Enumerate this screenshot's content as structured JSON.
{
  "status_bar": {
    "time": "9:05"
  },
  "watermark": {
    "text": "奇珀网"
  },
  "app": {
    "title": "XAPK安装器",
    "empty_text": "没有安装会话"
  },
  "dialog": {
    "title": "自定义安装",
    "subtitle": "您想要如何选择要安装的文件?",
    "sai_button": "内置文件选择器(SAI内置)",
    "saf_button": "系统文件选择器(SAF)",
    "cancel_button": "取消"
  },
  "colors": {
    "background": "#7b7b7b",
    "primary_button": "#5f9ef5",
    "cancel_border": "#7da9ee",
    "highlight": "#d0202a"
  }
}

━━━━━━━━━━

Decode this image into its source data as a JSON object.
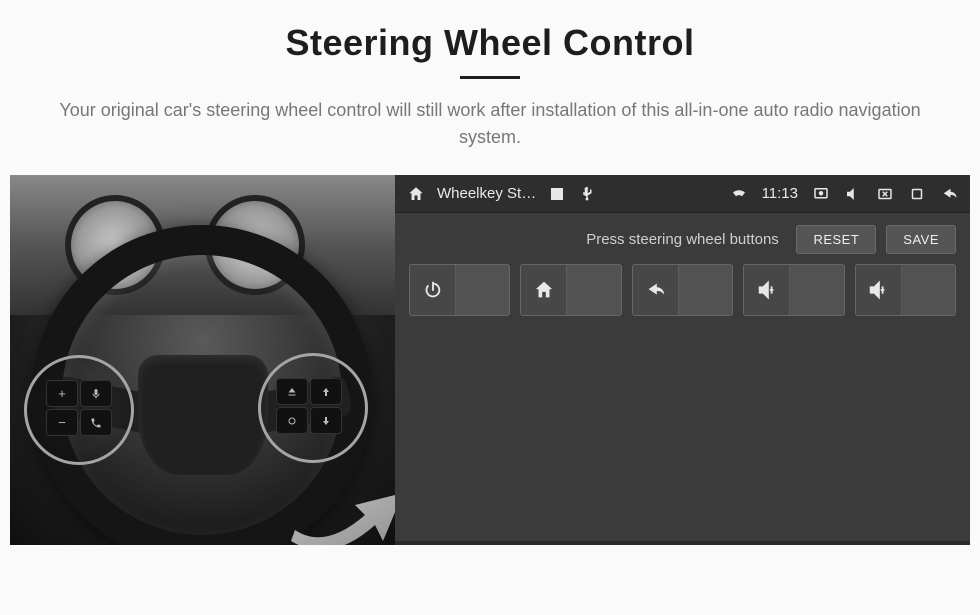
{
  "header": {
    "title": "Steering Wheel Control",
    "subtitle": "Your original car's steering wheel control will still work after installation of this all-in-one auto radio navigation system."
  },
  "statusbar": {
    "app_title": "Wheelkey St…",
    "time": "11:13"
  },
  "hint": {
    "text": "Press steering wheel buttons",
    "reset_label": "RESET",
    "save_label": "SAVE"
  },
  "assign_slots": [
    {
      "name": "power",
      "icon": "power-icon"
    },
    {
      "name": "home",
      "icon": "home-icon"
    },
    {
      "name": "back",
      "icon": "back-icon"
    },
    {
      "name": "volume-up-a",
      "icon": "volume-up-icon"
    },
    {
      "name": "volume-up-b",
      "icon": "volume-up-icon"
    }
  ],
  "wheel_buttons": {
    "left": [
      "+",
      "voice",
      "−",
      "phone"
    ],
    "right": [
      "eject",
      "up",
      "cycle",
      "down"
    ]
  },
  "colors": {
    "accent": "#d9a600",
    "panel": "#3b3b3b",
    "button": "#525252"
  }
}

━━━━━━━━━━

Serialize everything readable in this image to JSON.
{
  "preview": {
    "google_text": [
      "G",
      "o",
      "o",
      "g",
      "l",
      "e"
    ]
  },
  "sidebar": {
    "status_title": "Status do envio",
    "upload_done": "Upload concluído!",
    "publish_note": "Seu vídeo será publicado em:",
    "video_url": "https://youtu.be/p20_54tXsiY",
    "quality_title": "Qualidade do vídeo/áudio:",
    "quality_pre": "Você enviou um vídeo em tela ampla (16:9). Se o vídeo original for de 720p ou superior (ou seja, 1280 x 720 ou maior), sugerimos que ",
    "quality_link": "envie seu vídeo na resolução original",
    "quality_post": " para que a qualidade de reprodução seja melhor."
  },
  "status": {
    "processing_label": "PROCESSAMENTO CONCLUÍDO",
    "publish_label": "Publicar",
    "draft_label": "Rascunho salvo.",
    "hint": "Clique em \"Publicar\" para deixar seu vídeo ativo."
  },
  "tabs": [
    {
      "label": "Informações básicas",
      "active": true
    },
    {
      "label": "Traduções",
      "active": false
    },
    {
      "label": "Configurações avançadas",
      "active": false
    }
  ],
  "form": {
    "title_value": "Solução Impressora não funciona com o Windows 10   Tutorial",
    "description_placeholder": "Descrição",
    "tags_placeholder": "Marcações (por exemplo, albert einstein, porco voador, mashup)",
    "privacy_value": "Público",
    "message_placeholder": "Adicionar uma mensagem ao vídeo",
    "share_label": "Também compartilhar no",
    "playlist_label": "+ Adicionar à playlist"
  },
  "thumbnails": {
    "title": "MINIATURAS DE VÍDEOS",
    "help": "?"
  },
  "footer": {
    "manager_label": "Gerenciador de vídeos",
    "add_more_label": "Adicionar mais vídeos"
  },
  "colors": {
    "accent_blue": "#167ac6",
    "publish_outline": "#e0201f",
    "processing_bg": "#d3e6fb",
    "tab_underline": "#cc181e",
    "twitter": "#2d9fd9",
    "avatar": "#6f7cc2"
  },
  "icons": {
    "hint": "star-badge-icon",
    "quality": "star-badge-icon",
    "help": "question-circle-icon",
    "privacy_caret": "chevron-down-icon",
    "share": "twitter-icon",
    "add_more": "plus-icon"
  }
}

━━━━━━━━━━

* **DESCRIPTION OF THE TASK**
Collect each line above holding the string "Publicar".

* **ANSWER SECTION**
    "publish_label": "Publicar",
    "hint": "Clique em \"Publicar\" para deixar seu vídeo ativo."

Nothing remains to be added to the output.